California prosecutors have steadily cut back on seeking life sentences for repeat offenders under the state’s controversial “three strikes and you’re out” law, the Los Angeles Times says.
Statewide, the number of 25-years-to-life sentences for a third strike has dropped more than 50 percent since the peak in 1996. Falling crime rates account for some of that decline, but prosecutors, defense lawyers and independent analysts agree that district attorneys are more selective in deciding when to seek a third strike.
“Prosecutors are beginning to more finely calibrate their use of the three-strikes law,” said Charles Hobson of the Criminal Justice Legal Foundation in Sacramento who successfully defended the constitutionality of the law before the U.S. Supreme Court this year.
The change has been most notable in Los Angeles County, where District Attorney. Steve Cooley has halted prosecution of most nonviolent third-strikers. Just one of every three potential third-strike cases has been prosecuted to the full extent of the law since he took office in December 2000.
Under Cooley’s policy violent offenses and major drug possession charges are normally treated as third strikes. But nonviolent offenses or lesser drug possession charges are presumed not to be third strikes. A prosecutor can overcome that presumption and bring a third-strike case against a nonviolent defendant, but only with approval of higher officials in the district attorney’s office.
Cooley’s policy put Los Angeles County, origin of 41 percent of the state’s three-strikes cases, into line with policies followed in San Francisco and Alameda counties.
Unlike most of the 24 other states that have adopted versions of the three-strikes law, California’s applies to violent and nonviolent offenses committed by anyone who has been convicted of two violent or serious felonies. Sponsors of the law argue that putting repeat offenders away for life, even if their final crimes are nonviolent, is what was intended.

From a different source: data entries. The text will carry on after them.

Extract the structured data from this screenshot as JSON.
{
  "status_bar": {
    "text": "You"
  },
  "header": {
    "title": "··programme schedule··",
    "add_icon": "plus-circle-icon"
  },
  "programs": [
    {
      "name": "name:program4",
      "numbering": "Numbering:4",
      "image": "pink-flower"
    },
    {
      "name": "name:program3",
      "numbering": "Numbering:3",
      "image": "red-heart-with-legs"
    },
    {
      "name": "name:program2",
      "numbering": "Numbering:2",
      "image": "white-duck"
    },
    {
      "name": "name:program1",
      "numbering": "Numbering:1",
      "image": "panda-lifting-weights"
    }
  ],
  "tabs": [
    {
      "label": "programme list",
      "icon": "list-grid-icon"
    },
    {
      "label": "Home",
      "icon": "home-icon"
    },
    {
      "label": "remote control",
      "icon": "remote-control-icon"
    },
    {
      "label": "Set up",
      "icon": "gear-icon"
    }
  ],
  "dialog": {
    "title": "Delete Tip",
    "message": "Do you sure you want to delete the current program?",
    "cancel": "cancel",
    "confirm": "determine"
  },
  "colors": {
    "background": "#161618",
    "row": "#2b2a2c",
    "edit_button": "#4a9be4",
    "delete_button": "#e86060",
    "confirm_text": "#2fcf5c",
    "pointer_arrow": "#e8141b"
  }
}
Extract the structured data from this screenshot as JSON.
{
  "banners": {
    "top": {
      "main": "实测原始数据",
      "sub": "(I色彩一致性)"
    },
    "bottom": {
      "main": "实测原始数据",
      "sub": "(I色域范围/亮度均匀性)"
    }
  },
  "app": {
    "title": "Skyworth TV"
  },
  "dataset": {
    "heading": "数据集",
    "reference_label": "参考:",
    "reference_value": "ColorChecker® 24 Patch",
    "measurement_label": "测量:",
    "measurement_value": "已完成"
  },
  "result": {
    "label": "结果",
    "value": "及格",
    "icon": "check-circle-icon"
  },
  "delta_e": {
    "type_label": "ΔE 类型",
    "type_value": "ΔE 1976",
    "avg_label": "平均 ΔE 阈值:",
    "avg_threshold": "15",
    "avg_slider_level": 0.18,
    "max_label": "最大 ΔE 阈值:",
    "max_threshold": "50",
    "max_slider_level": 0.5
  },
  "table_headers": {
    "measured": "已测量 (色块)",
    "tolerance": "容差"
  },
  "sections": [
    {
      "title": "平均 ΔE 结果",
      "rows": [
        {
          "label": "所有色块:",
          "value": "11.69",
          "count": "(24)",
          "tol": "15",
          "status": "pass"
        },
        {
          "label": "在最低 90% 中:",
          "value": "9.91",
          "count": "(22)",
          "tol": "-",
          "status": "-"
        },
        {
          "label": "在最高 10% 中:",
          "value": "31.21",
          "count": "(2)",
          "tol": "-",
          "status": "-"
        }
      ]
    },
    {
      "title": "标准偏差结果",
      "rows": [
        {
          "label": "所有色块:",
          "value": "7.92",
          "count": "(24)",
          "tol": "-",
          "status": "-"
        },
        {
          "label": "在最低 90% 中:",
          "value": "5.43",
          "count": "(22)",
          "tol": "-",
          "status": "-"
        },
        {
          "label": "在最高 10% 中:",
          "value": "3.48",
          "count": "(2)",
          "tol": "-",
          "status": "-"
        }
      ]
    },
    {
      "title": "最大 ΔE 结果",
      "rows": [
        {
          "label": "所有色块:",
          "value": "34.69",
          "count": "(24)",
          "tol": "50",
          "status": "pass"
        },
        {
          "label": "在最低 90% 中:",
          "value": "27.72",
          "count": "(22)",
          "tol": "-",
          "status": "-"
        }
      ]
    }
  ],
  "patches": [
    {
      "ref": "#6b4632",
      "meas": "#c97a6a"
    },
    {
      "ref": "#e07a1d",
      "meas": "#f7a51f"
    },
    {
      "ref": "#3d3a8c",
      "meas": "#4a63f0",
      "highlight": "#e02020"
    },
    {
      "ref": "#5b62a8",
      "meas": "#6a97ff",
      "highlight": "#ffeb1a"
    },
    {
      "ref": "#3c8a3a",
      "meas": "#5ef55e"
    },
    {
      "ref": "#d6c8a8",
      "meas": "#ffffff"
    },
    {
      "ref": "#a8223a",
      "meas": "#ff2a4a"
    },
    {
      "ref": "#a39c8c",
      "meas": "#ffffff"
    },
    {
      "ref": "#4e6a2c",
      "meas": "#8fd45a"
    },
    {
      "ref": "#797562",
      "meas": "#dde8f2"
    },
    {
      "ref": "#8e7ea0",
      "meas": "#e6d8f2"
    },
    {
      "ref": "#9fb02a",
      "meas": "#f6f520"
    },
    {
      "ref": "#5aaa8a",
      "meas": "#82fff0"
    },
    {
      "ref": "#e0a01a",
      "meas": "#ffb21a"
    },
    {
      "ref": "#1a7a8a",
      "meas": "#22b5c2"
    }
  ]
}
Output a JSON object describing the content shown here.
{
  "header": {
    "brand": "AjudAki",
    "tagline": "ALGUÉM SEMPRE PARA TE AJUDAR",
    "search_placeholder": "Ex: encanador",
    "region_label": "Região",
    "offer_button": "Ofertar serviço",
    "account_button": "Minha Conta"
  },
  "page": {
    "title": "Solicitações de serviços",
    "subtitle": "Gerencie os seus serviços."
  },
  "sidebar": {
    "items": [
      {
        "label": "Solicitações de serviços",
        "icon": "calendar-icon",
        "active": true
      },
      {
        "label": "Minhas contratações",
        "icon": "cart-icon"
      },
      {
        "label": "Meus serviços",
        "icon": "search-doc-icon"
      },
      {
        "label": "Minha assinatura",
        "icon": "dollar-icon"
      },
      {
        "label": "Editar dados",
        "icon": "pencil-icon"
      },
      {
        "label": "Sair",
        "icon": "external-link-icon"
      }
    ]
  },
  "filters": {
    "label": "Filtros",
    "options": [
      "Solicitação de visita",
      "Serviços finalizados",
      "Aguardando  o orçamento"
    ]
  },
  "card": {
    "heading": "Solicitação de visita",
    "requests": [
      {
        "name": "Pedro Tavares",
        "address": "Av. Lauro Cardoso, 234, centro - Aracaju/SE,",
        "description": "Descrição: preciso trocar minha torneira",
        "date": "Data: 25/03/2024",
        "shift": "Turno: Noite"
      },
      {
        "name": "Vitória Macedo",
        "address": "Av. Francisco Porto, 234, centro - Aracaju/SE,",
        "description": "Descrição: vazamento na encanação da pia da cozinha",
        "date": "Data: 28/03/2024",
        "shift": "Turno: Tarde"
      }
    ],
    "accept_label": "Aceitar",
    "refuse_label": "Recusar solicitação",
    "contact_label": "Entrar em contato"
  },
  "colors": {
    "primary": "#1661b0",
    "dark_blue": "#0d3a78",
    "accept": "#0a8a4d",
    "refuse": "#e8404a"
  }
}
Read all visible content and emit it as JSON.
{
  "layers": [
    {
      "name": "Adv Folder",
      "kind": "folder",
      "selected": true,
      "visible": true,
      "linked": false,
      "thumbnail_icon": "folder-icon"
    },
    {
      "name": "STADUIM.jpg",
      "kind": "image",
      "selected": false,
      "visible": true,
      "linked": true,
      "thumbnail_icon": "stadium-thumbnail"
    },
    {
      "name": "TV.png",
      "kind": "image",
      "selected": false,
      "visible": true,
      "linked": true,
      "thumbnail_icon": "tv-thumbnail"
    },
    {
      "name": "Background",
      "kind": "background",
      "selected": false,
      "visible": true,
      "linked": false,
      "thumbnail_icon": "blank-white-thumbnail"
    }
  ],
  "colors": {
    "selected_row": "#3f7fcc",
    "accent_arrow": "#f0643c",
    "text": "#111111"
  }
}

“Everyone wants to lock up really bad people,” said Mike Reynolds, the Fresno photographer whose daughter’s murder inspired the California law. “We’re just having trouble figuring out who they are.”